Analysing comments helps identify Internet trolls before they become a threat to the existence of the community
80% accuracy in spotting trolls
Over a period of eighteen months the research team dissected data gathered from 40 million comments posted by 1.7 million online visitors to three leading US websites: major news site CNN, news and opinion platform Breitbart, and entertainment website ign.com. This lengthy study allowed them to identify some characteristics of Future Banned Users, i.e. trolls-in-the-making. FBUs stood out first of all by their use of language – poor grammar and odd spelling, which made their comments more difficult to read than those of NBUs, plus the frequently profane or insulting formulations that are the troll trademark. Trolls also tend to take a different approach to discussion. Whereas mainstream users’ posts tend to address the general topic, trolls often home in on one or more discussion participants and target their remarks directly at them, clearly with a view to confrontation. Taking this as a starting point, examining around ten comments posted by a user “enables us to predict with 80% probability whether s/he will end up being banned,” claims Cristian Danescu-Niculescu-Mizil.
An over-sharp moderator may provoke rather than discourage undesirable behaviour
Over-zealous ‘moderation’ can make people less moderate

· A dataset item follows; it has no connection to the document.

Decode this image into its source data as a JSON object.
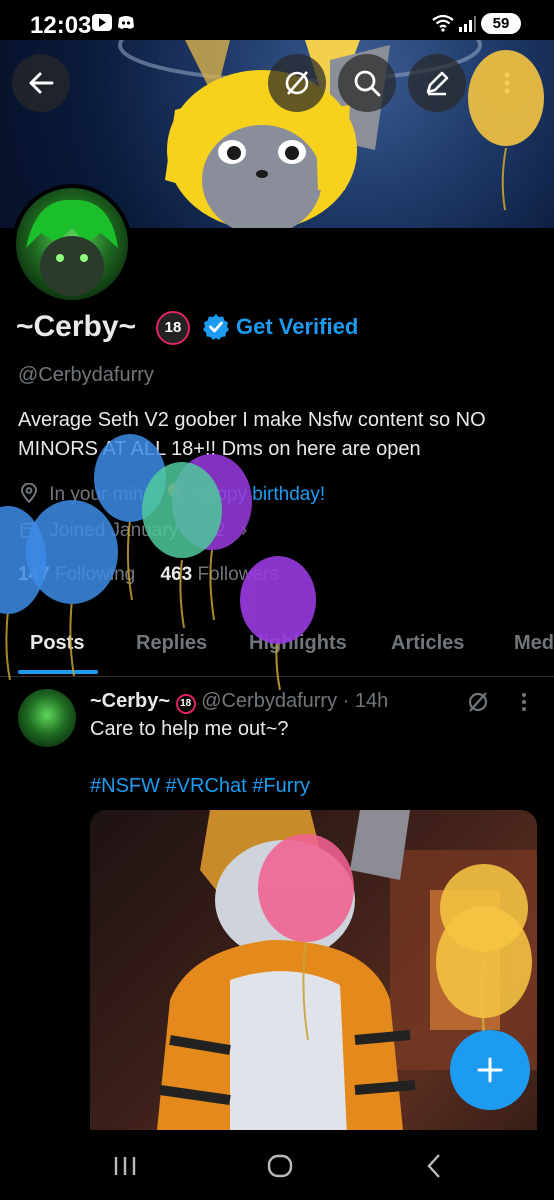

The Stanford-Cornell algorithm could help to limit the harm done by Internet trolls, without, however, entirely usurping the role played by forum moderators: "We hope our work will lead to the development of a system that will enable moderators to target online troublemakers. However, as our system is not 100% accurate and probably never will be, we’re not looking to replace human intervention entirely; we just want to make it more responsive and efficient,” explains the Cornell professor. However, repression isn’t always the best solution. "We’ve observed that many users who start off with a bad attitude end up steadily taking on board the community’s norms, and behaving more courteously and constructively. We’ve also noticed that those who are harshly sanctioned are less likely to redeem themselves than those who aren’t,” he points out. Discussion moderators might therefore do well to take these findings on board and give trolls a chance to redeem themselves, as calling them to order straightaway could put their backs up and push them to continue with their confrontational approach.